# What you will do
Find and copy each line of the listing below that has the word "Screwdriver" in it.

# The input
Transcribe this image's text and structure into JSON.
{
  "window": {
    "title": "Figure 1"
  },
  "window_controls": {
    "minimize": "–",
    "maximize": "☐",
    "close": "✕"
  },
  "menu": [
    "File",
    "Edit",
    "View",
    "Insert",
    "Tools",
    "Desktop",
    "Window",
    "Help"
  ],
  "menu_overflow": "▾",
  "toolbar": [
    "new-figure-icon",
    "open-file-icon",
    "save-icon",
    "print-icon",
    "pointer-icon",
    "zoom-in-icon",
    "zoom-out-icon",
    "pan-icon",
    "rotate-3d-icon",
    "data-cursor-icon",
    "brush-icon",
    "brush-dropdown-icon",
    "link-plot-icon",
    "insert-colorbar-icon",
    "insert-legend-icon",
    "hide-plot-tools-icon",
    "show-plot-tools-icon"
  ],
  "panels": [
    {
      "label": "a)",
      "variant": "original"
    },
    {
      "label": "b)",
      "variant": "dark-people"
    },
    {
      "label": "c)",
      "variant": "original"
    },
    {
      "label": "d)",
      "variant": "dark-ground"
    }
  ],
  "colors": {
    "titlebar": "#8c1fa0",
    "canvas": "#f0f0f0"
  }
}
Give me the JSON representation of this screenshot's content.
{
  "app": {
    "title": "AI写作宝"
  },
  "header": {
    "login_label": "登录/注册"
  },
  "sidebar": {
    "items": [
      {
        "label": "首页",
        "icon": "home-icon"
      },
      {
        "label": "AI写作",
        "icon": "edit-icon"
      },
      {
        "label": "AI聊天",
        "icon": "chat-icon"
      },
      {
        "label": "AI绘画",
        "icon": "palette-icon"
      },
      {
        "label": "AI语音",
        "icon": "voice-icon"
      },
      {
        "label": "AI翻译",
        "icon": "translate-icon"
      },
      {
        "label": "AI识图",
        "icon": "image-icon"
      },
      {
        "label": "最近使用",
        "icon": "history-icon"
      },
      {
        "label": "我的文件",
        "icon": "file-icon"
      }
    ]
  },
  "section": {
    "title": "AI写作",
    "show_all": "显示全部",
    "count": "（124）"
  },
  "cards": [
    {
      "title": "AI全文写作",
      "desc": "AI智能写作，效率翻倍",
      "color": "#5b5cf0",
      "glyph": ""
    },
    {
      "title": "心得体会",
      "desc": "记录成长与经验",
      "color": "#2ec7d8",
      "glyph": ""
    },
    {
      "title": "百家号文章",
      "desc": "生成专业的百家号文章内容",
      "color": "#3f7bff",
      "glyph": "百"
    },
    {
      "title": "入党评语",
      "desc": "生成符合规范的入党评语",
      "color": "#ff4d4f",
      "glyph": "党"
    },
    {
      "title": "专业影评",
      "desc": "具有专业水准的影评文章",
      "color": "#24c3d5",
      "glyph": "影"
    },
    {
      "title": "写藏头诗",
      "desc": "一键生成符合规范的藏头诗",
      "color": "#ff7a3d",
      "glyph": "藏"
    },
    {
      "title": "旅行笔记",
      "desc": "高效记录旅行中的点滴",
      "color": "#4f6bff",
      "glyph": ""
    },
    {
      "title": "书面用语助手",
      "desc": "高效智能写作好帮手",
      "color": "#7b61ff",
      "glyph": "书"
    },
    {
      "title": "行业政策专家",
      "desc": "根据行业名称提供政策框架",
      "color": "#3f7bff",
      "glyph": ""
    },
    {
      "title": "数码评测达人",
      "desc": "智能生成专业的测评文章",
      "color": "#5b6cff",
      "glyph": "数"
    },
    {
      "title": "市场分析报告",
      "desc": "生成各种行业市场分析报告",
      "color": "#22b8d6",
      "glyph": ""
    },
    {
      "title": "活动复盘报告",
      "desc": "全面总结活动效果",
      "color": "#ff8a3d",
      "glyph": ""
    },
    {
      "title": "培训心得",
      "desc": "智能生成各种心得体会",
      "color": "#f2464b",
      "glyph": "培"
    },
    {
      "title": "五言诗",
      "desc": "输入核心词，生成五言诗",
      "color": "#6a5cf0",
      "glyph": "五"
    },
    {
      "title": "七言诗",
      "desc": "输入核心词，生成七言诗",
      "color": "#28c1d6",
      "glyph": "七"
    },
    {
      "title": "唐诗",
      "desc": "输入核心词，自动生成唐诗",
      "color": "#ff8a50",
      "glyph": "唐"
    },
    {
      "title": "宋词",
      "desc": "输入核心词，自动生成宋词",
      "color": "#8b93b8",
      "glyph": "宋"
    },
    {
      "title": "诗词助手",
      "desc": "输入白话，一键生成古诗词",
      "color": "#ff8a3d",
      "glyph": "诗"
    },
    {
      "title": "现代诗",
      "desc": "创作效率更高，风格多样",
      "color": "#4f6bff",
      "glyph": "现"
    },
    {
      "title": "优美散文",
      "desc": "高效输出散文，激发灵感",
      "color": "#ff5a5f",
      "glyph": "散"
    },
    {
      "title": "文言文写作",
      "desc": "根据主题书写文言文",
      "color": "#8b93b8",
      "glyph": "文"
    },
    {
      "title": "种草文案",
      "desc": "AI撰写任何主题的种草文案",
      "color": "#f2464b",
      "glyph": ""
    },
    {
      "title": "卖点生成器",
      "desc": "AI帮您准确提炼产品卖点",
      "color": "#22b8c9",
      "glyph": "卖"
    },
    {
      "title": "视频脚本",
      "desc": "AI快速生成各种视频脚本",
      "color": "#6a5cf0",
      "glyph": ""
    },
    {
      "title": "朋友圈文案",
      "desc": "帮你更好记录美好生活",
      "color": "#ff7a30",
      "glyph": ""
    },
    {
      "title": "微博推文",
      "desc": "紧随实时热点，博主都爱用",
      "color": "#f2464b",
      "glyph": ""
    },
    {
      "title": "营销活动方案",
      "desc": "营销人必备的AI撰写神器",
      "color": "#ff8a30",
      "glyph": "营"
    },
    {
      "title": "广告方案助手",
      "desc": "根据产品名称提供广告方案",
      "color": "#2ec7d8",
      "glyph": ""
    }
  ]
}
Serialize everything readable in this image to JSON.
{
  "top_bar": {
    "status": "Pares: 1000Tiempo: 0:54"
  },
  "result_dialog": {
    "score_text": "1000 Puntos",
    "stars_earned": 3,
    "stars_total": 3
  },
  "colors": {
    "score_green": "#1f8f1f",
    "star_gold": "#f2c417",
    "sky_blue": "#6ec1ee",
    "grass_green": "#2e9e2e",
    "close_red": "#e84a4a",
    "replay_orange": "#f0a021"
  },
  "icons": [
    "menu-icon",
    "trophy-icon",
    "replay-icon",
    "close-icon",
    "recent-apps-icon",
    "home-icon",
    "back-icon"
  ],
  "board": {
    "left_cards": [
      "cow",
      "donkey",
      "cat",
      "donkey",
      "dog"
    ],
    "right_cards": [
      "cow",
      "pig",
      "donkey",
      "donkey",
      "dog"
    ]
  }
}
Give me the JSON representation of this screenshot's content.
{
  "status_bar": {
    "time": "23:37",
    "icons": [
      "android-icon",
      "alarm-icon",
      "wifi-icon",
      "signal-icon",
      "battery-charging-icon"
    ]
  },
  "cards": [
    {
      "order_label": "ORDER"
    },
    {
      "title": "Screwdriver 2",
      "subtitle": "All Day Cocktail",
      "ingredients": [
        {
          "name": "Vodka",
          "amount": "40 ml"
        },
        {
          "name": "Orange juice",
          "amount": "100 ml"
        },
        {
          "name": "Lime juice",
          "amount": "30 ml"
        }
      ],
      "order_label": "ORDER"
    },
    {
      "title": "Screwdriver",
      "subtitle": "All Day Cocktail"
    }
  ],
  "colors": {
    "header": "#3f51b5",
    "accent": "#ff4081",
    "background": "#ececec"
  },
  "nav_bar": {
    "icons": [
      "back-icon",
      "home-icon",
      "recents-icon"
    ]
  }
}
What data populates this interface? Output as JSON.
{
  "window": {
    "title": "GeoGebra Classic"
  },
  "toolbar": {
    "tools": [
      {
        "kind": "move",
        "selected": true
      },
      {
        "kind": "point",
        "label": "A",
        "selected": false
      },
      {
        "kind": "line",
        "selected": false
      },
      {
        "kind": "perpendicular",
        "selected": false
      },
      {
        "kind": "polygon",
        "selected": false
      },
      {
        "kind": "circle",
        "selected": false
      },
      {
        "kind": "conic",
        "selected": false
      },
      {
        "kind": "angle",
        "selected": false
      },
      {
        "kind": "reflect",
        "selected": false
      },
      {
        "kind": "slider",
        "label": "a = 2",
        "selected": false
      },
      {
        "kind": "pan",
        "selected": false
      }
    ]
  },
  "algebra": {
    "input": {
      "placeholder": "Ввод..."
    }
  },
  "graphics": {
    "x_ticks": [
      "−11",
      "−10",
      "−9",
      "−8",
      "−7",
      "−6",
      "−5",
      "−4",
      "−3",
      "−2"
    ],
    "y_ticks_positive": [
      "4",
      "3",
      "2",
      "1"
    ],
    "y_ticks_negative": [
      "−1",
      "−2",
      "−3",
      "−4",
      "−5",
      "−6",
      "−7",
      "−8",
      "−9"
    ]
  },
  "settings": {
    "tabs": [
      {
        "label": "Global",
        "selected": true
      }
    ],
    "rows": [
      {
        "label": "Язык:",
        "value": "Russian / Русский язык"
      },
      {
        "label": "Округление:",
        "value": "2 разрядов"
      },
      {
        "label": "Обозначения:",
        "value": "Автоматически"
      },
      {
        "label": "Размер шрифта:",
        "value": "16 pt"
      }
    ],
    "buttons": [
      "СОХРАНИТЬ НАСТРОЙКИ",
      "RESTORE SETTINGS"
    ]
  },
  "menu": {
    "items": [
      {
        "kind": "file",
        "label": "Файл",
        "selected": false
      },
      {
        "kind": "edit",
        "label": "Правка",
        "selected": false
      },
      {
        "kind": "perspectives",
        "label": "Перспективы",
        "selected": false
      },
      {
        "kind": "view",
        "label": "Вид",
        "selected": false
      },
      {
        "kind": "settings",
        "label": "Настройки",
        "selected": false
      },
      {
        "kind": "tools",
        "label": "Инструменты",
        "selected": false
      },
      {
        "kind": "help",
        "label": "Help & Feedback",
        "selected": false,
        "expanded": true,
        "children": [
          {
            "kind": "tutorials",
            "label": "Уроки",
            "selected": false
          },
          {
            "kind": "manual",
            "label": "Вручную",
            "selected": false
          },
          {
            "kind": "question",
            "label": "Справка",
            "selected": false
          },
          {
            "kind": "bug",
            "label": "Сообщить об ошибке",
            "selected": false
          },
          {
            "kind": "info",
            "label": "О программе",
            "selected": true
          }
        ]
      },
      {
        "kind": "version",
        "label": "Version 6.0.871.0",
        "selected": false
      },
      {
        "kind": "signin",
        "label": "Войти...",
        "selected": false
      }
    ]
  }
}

# Task result
      "title": "Screwdriver 2",
      "title": "Screwdriver",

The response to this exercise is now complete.